Animal lovers flock to RSPCA open day at East Winch

RSPCA EAST WINCH OPEN DAY
Volunteer Emma Pigott shows visitors Bert and Bobbie  Reynolds some of the x-rays taken of injured seals
RSPCA EAST WINCH OPEN DAY Volunteer Emma Pigott shows visitors Bert and Bobbie Reynolds some of the x-rays taken of injured seals

The RSPCA’s Wildlife Centre open day, at East Winch, was flooded with visitors at the weekend.

Every two years the centre invites the public to see the work that the centre do but their numbers this year even overwhelmed centre manager Alison Charles.

RSPCA EAST WINCH OPEN DAY
Ella and Abi Bransgrove enjoyed colouring in masks featuring popular birds

RSPCA EAST WINCH OPEN DAY Ella and Abi Bransgrove enjoyed colouring in masks featuring popular birds

“I’m astounded and amazed that so many people want to see us,” she said.

A large car park was full to overflowing and it was estimated that more than 2,000 people passed through the gates.

Members of 42F Squadron Lynn ATC, who needed some assistance, generously gave up their Sunday to marshal the car parking.

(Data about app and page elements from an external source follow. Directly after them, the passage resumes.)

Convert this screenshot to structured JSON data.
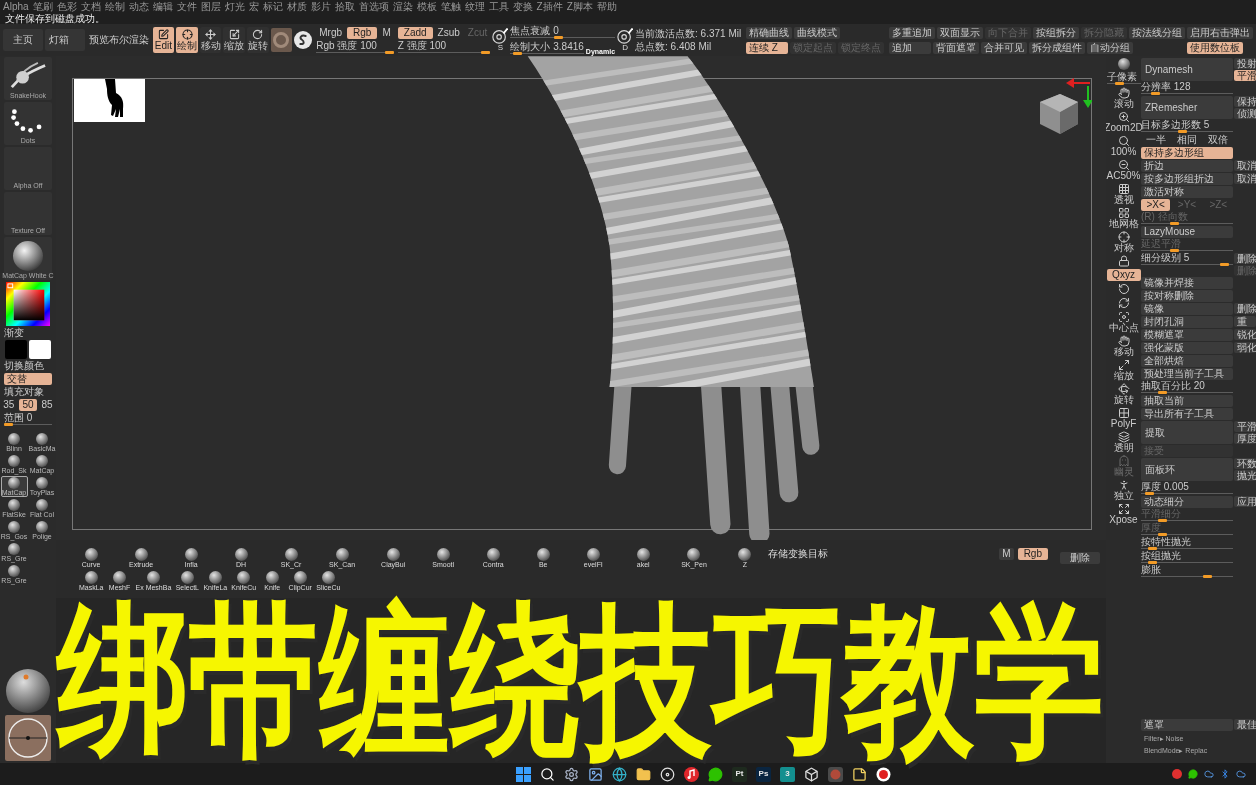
{
  "menu_bar": {
    "items": [
      "Alpha",
      "笔刷",
      "色彩",
      "文档",
      "绘制",
      "动态",
      "编辑",
      "文件",
      "图层",
      "灯光",
      "宏",
      "标记",
      "材质",
      "影片",
      "拾取",
      "首选项",
      "渲染",
      "模板",
      "笔触",
      "纹理",
      "工具",
      "变换",
      "Z插件",
      "Z脚本",
      "帮助"
    ]
  },
  "status_message": "文件保存到磁盘成功。",
  "toolbar": {
    "nav_buttons": [
      {
        "label": "主页"
      },
      {
        "label": "灯箱"
      }
    ],
    "preview_label": "预览布尔渲染",
    "mode_tools": [
      {
        "kind": "edit",
        "label": "Edit",
        "selected": true
      },
      {
        "kind": "draw",
        "label": "绘制",
        "selected": true
      },
      {
        "kind": "move",
        "label": "移动",
        "selected": false
      },
      {
        "kind": "scale",
        "label": "缩放",
        "selected": false
      },
      {
        "kind": "rotate",
        "label": "旋转",
        "selected": false
      }
    ],
    "rgb_modes": [
      {
        "label": "Mrgb",
        "selected": false
      },
      {
        "label": "Rgb",
        "selected": true
      },
      {
        "label": "M",
        "selected": false
      }
    ],
    "rgb_intensity": {
      "label": "Rgb 强度 100",
      "level": 1
    },
    "z_modes": [
      {
        "label": "Zadd",
        "selected": true,
        "disabled": false
      },
      {
        "label": "Zsub",
        "selected": false,
        "disabled": false
      },
      {
        "label": "Zcut",
        "selected": false,
        "disabled": true
      }
    ],
    "z_intensity": {
      "label": "Z 强度 100",
      "level": 1
    },
    "size_icon_label": "S",
    "focal_shift": {
      "label": "焦点衰减 0",
      "level": 0.46
    },
    "draw_size": {
      "label": "绘制大小 3.8416",
      "level": 0.04
    },
    "dynamic_label": "Dynamic",
    "dynamic_icon_label": "D",
    "stats": [
      "当前激活点数: 6.371 Mil",
      "总点数: 6.408 Mil"
    ],
    "button_groups": [
      {
        "rows": [
          [
            {
              "label": "精确曲线",
              "selected": false,
              "disabled": false
            },
            {
              "label": "曲线模式",
              "selected": false,
              "disabled": false
            }
          ],
          [
            {
              "label": "连续 Z",
              "selected": true,
              "disabled": false
            },
            {
              "label": "锁定起点",
              "selected": false,
              "disabled": true
            },
            {
              "label": "锁定终点",
              "selected": false,
              "disabled": true
            }
          ]
        ]
      },
      {
        "rows": [
          [
            {
              "label": "多重追加",
              "selected": false,
              "disabled": false
            },
            {
              "label": "双面显示",
              "selected": false,
              "disabled": false
            },
            {
              "label": "向下合并",
              "selected": false,
              "disabled": true
            },
            {
              "label": "按组拆分",
              "selected": false,
              "disabled": false
            },
            {
              "label": "拆分隐藏",
              "selected": false,
              "disabled": true
            },
            {
              "label": "按法线分组",
              "selected": false,
              "disabled": false
            }
          ],
          [
            {
              "label": "追加",
              "selected": false,
              "disabled": false
            },
            {
              "label": "背面遮罩",
              "selected": false,
              "disabled": false
            },
            {
              "label": "合并可见",
              "selected": false,
              "disabled": false
            },
            {
              "label": "拆分成组件",
              "selected": false,
              "disabled": false
            },
            {
              "label": "自动分组",
              "selected": false,
              "disabled": false
            }
          ]
        ]
      },
      {
        "rows": [
          [
            {
              "label": "启用右击弹出",
              "selected": false,
              "disabled": false
            }
          ],
          [
            {
              "label": "使用数位板",
              "selected": true,
              "disabled": false
            }
          ]
        ]
      }
    ]
  },
  "left_panel": {
    "brush": "SnakeHook",
    "stroke": "Dots",
    "alpha": "Alpha Off",
    "texture": "Texture Off",
    "material": "MatCap White C",
    "gradient_label": "渐变",
    "swatches": [
      {
        "color": "#000000"
      },
      {
        "color": "#ffffff"
      }
    ],
    "switch_color": "切换颜色",
    "alternate": {
      "label": "交替",
      "selected": true
    },
    "fill_object": "填充对象",
    "presets": [
      {
        "label": "35",
        "selected": false
      },
      {
        "label": "50",
        "selected": true
      },
      {
        "label": "85",
        "selected": false
      }
    ],
    "range": {
      "label": "范围 0",
      "level": 0
    },
    "material_rows": [
      {
        "items": [
          {
            "label": "Blinn",
            "selected": false
          },
          {
            "label": "BasicMa",
            "selected": false
          }
        ]
      },
      {
        "items": [
          {
            "label": "Rod_Sk",
            "selected": false
          },
          {
            "label": "MatCap",
            "selected": false
          }
        ]
      },
      {
        "items": [
          {
            "label": "MatCap",
            "selected": true
          },
          {
            "label": "ToyPlas",
            "selected": false
          }
        ]
      },
      {
        "items": [
          {
            "label": "FlatSke",
            "selected": false
          },
          {
            "label": "Flat Col",
            "selected": false
          }
        ]
      },
      {
        "items": [
          {
            "label": "RS_Gos",
            "selected": false
          },
          {
            "label": "Polige",
            "selected": false
          }
        ]
      },
      {
        "items": [
          {
            "label": "RS_Gre",
            "selected": false
          }
        ]
      },
      {
        "items": [
          {
            "label": "RS_Gre",
            "selected": false
          }
        ]
      }
    ]
  },
  "right_panel": {
    "shelf": [
      {
        "kind": "sphere",
        "selected": false,
        "disabled": false
      },
      {
        "kind": "slider",
        "label": "子像素",
        "level": 0.35,
        "selected": false,
        "disabled": false
      },
      {
        "kind": "hand",
        "label": "滚动",
        "selected": false,
        "disabled": false
      },
      {
        "kind": "zoom",
        "label": "Zoom2D",
        "selected": false,
        "disabled": false
      },
      {
        "kind": "actual",
        "label": "100%",
        "selected": false,
        "disabled": false
      },
      {
        "kind": "half",
        "label": "AC50%",
        "selected": false,
        "disabled": false
      },
      {
        "kind": "perspective",
        "label": "透视",
        "selected": false,
        "disabled": false
      },
      {
        "kind": "floor",
        "label": "地网格",
        "selected": false,
        "disabled": false
      },
      {
        "kind": "local",
        "label": "对称",
        "selected": false,
        "disabled": false
      },
      {
        "kind": "lock",
        "selected": false,
        "disabled": false
      },
      {
        "kind": "toggle",
        "label": "Qxyz",
        "selected": true,
        "disabled": false
      },
      {
        "kind": "rotate",
        "selected": false,
        "disabled": false
      },
      {
        "kind": "rotate2",
        "selected": false,
        "disabled": false
      },
      {
        "kind": "frame",
        "label": "中心点",
        "selected": false,
        "disabled": false
      },
      {
        "kind": "move",
        "label": "移动",
        "selected": false,
        "disabled": false
      },
      {
        "kind": "scale",
        "label": "缩放",
        "selected": false,
        "disabled": false
      },
      {
        "kind": "rotate3d",
        "label": "旋转",
        "selected": false,
        "disabled": false
      },
      {
        "kind": "polyframe",
        "label": "PolyF",
        "selected": false,
        "disabled": false
      },
      {
        "kind": "layers",
        "label": "透明",
        "selected": false,
        "disabled": false
      },
      {
        "kind": "ghost",
        "label": "幽灵",
        "selected": false,
        "disabled": true
      },
      {
        "kind": "solo",
        "label": "独立",
        "selected": false,
        "disabled": false
      },
      {
        "kind": "xpose",
        "label": "Xpose",
        "selected": false,
        "disabled": false
      }
    ],
    "settings": [
      {
        "kind": "big",
        "label": "Dynamesh",
        "side": [
          {
            "label": "投射",
            "selected": false
          },
          {
            "label": "平滑",
            "selected": true
          }
        ]
      },
      {
        "kind": "slider",
        "label": "分辨率 128",
        "level": 0.12
      },
      {
        "kind": "big",
        "label": "ZRemesher",
        "side": [
          {
            "label": "保持"
          },
          {
            "label": "侦测"
          }
        ]
      },
      {
        "kind": "slider",
        "label": "目标多边形数 5",
        "level": 0.45
      },
      {
        "kind": "group",
        "items": [
          {
            "label": "一半",
            "selected": false,
            "disabled": false
          },
          {
            "label": "相同",
            "selected": false,
            "disabled": false
          },
          {
            "label": "双倍",
            "selected": false,
            "disabled": false
          }
        ]
      },
      {
        "kind": "button",
        "label": "保持多边形组",
        "selected": true
      },
      {
        "kind": "button",
        "label": "折边",
        "side": [
          {
            "label": "取消"
          }
        ]
      },
      {
        "kind": "button",
        "label": "按多边形组折边",
        "side": [
          {
            "label": "取消"
          }
        ]
      },
      {
        "kind": "button",
        "label": "激活对称"
      },
      {
        "kind": "group",
        "items": [
          {
            "label": ">X<",
            "selected": true,
            "disabled": false
          },
          {
            "label": ">Y<",
            "selected": false,
            "disabled": true
          },
          {
            "label": ">Z<",
            "selected": false,
            "disabled": true
          }
        ]
      },
      {
        "kind": "slider",
        "label": "(R) 径向数",
        "level": 0.35,
        "disabled": true
      },
      {
        "kind": "button",
        "label": "LazyMouse"
      },
      {
        "kind": "slider",
        "label": "延迟平滑",
        "level": 0.35,
        "disabled": true
      },
      {
        "kind": "slider",
        "label": "细分级别 5",
        "level": 0.95,
        "side": [
          {
            "label": "删除",
            "disabled": false
          },
          {
            "label": "删除",
            "disabled": true
          }
        ]
      },
      {
        "kind": "button",
        "label": "镜像并焊接"
      },
      {
        "kind": "button",
        "label": "按对称删除"
      },
      {
        "kind": "button",
        "label": "镜像",
        "side": [
          {
            "label": "删除"
          }
        ]
      },
      {
        "kind": "button",
        "label": "封闭孔洞",
        "side": [
          {
            "label": "重"
          }
        ]
      },
      {
        "kind": "button",
        "label": "模糊遮罩",
        "side": [
          {
            "label": "锐化"
          }
        ]
      },
      {
        "kind": "button",
        "label": "强化蒙版",
        "side": [
          {
            "label": "弱化"
          }
        ]
      },
      {
        "kind": "button",
        "label": "全部烘焙"
      },
      {
        "kind": "button",
        "label": "预处理当前子工具"
      },
      {
        "kind": "slider",
        "label": "抽取百分比 20",
        "level": 0.2
      },
      {
        "kind": "button",
        "label": "抽取当前"
      },
      {
        "kind": "button",
        "label": "导出所有子工具"
      },
      {
        "kind": "big",
        "label": "提取",
        "side": [
          {
            "label": "平滑"
          },
          {
            "label": "厚度"
          }
        ]
      },
      {
        "kind": "button",
        "label": "接受",
        "disabled": true
      },
      {
        "kind": "big",
        "label": "面板环",
        "side": [
          {
            "label": "环数"
          },
          {
            "label": "抛光"
          }
        ]
      },
      {
        "kind": "slider",
        "label": "厚度 0.005",
        "level": 0.05
      },
      {
        "kind": "button",
        "label": "动态细分",
        "side": [
          {
            "label": "应用"
          }
        ]
      },
      {
        "kind": "slider",
        "label": "平滑细分",
        "level": 0.2,
        "disabled": true
      },
      {
        "kind": "slider",
        "label": "厚度",
        "level": 0.2,
        "disabled": true
      },
      {
        "kind": "slider",
        "label": "按特性抛光",
        "level": 0.08
      },
      {
        "kind": "slider",
        "label": "按组抛光",
        "level": 0.08
      },
      {
        "kind": "slider",
        "label": "膨胀",
        "level": 0.75
      }
    ],
    "bottom_settings": [
      {
        "kind": "button",
        "label": "遮罩",
        "side": [
          {
            "label": "最佳"
          }
        ]
      },
      {
        "kind": "text",
        "label": "Filter▸ Noise"
      },
      {
        "kind": "text",
        "label": "BlendMode▸ Replac"
      }
    ]
  },
  "brush_bar": {
    "rows": [
      {
        "items": [
          "Curve",
          "Extrude",
          "Infla",
          "DH",
          "SK_Cr",
          "SK_Can",
          "ClayBui",
          "Smootl",
          "Contra",
          "Be",
          "evelFl",
          "akel",
          "SK_Pen",
          "Z"
        ]
      },
      {
        "items": [
          "MaskLa",
          "MeshF",
          "Ex MeshBa",
          "SelectL",
          "KnifeLa",
          "KnifeCu",
          "Knife",
          "ClipCur",
          "SliceCu"
        ]
      }
    ],
    "save_target": "存储变换目标",
    "modes": [
      {
        "label": "M",
        "selected": false
      },
      {
        "label": "Rgb",
        "selected": true
      }
    ],
    "delete_button": {
      "label": "删除"
    }
  },
  "title": "绑带缠绕技巧教学",
  "taskbar": {
    "apps": [
      {
        "kind": "windows"
      },
      {
        "kind": "search"
      },
      {
        "kind": "gear"
      },
      {
        "kind": "photo"
      },
      {
        "kind": "browser"
      },
      {
        "kind": "folder"
      },
      {
        "kind": "player"
      },
      {
        "kind": "music"
      },
      {
        "kind": "chat"
      },
      {
        "kind": "tile",
        "label": "Pt",
        "color": "#1e2a1e"
      },
      {
        "kind": "tile",
        "label": "Ps",
        "color": "#0a2540"
      },
      {
        "kind": "tile",
        "label": "3",
        "color": "#138f8f"
      },
      {
        "kind": "cube"
      },
      {
        "kind": "app"
      },
      {
        "kind": "notes"
      },
      {
        "kind": "record"
      }
    ],
    "tray": [
      {
        "kind": "record"
      },
      {
        "kind": "chat"
      },
      {
        "kind": "cloud"
      },
      {
        "kind": "bluetooth"
      },
      {
        "kind": "cloud"
      }
    ]
  }
}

“Normally we get about 2,000 visitors but this is the biggest we have ever had,” said Alison Charles.

RSPCA EAST WINCH OPEN DAY
Staff member, Alice West, shows, from left, Amaya Cahill, Sonny Jones and Mollie Ashby one of the 105 hedgehogs currently being looked after at the centre

RSPCA EAST WINCH OPEN DAY Staff member, Alice West, shows, from left, Amaya Cahill, Sonny Jones and Mollie Ashby one of the 105 hedgehogs currently being looked after at the centre

“We do get so much support from the public.”

The 21 staff and more than 70 volunteers handle a wide range of wildlife at the centre.

Currently there are 864 animals at East Winch including 263 ducks, 30 swans, 24 blackbirds, 27 wood pigeons, and 30 grey and common seals.

One very special species are the 105 hedgehogs, an animal whose numbers have been decimated in recent years.

They proved to be a great favourite with younger visitors who followed a special hedgehog trail at the end of which could be found baby hedgehogs who obligingly unrolled for their visitors.

All aspects of the work done at the centre were open to the visitors from the x-ray room to the operating theatre and the recuperating areas where a number of animals are monitored by closed circuit television.

Mrs Charles added: “This year the money raised from the day will go towards aviaries which are in need of refurbishment.

“Nothing we do would be possible without our staff and volunteers. They do a fantastic job.”